What is the main prayer of Christianity?

The Lord’s Prayer is the most widely known prayer in Christianity. It contains all four themes of ACTS. The Lord’s Prayer is said across most denominations and forms part of most liturgical worship services worldwide. Some Christians also say the prayer privately.

What is informal prayer?

Informal prayer

Most informal prayers do not follow a set script and are instead expressed in a way that feels personal to the individual, using their own words and ideas. Christians may also use a set prayer during informal prayers.

INTERESTING:  What is the meaning of pastoral way of life?

What is informal prayer in Christianity?

Informal prayer – praying to God using more simple, everyday language. Extemporaneous prayer – spontaneous prayer. Communal prayer – praying with others.

Why is formal prayer important?

Most Christians believe prayer deepens a person’s faith. Praying can help the believer come to a greater understanding of God’s purpose for their lives. Christians interpret the response they might get to their prayers in the following ways: God answers prayers, but not always in the way the person wants.

What are the four main types of prayer?

Forms of prayer. The tradition of the Catholic Church highlights four basic elements of Christian prayer: (1) Prayer of Adoration/Blessing, (2) Prayer of Contrition/Repentance, (3) Prayer of Thanksgiving/Gratitude, and (4) Prayer of Supplication/Petition/Intercession.

What are three types of prayer?

Three Forms of Prayer

  • Communion. The first form of prayer is communion. That is simply being on good terms with God. …
  • Petition. The second form of prayer is petition. And I am using that word now in the narrower meaning of asking something for oneself. …
  • Intercession. The third form of prayer is intercession.

What are formal prayers?

Christians often use formal written prayers, which are often memorised in order to be recited both publicly and privately. … An example of this is the Lord’s Prayer , which was the prayer that Jesus taught his followers when they asked him to pray. This can be found in the Anglican Book of Common Prayer.

What is Dramatised prayer?

How ‘dramatised prayer’, including the Stations of the Cross, reflects Catholic beliefs about the Church as a people of God on a sacred journey of service. Pilgrimage as dramatised journey: the meaning and significance of pilgrimage to holy sites including Jerusalem, Rome, Walsingham and Lourdes.

INTERESTING:  Quick Answer: How do you pray Psalm 145?

What is liturgical prayer?

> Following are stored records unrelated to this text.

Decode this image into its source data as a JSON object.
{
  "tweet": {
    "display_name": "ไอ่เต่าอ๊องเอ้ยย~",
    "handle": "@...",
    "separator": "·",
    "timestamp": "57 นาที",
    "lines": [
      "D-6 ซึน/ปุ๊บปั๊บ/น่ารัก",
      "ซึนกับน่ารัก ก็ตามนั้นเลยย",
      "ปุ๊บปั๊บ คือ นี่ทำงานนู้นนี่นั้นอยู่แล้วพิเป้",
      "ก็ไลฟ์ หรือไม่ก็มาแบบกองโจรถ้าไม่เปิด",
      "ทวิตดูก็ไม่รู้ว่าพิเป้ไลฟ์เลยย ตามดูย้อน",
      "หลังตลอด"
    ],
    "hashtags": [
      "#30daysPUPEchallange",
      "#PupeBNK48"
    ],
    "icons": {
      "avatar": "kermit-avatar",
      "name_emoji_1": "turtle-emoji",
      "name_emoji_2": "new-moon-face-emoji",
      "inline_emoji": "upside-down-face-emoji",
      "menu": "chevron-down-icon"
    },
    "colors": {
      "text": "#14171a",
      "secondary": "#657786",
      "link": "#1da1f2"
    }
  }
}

Liturgy is the customary public worship performed by a religious group, especially by a Christian group. … As a religious phenomenon, liturgy represents a communal response to and participation in the sacred through activities reflecting praise, thanksgiving, remembrance, supplication or repentance.

What is formal and informal prayer?

Christians use formal written prayers, which are often memorised in order to be recited both publicly and privately. Christians also use informal prayers, which are personal and allow individuals to connect with God in their own words.

Is the Our Father a communal prayer?

The Lord’s Prayer is the pattern for prayer Jesus taught his followers. … The Lord’s Prayer is also called the Our Father by Catholics. The prayer is meant for community, the Christian family.

What are examples of non liturgical worship?

Other Christian churches practise non-liturgical worship, eg Baptists and Quakers . This kind of worship has no set form and often does not involve Holy Communion. It is usually centred on Bible readings, a sermon , music and prayers.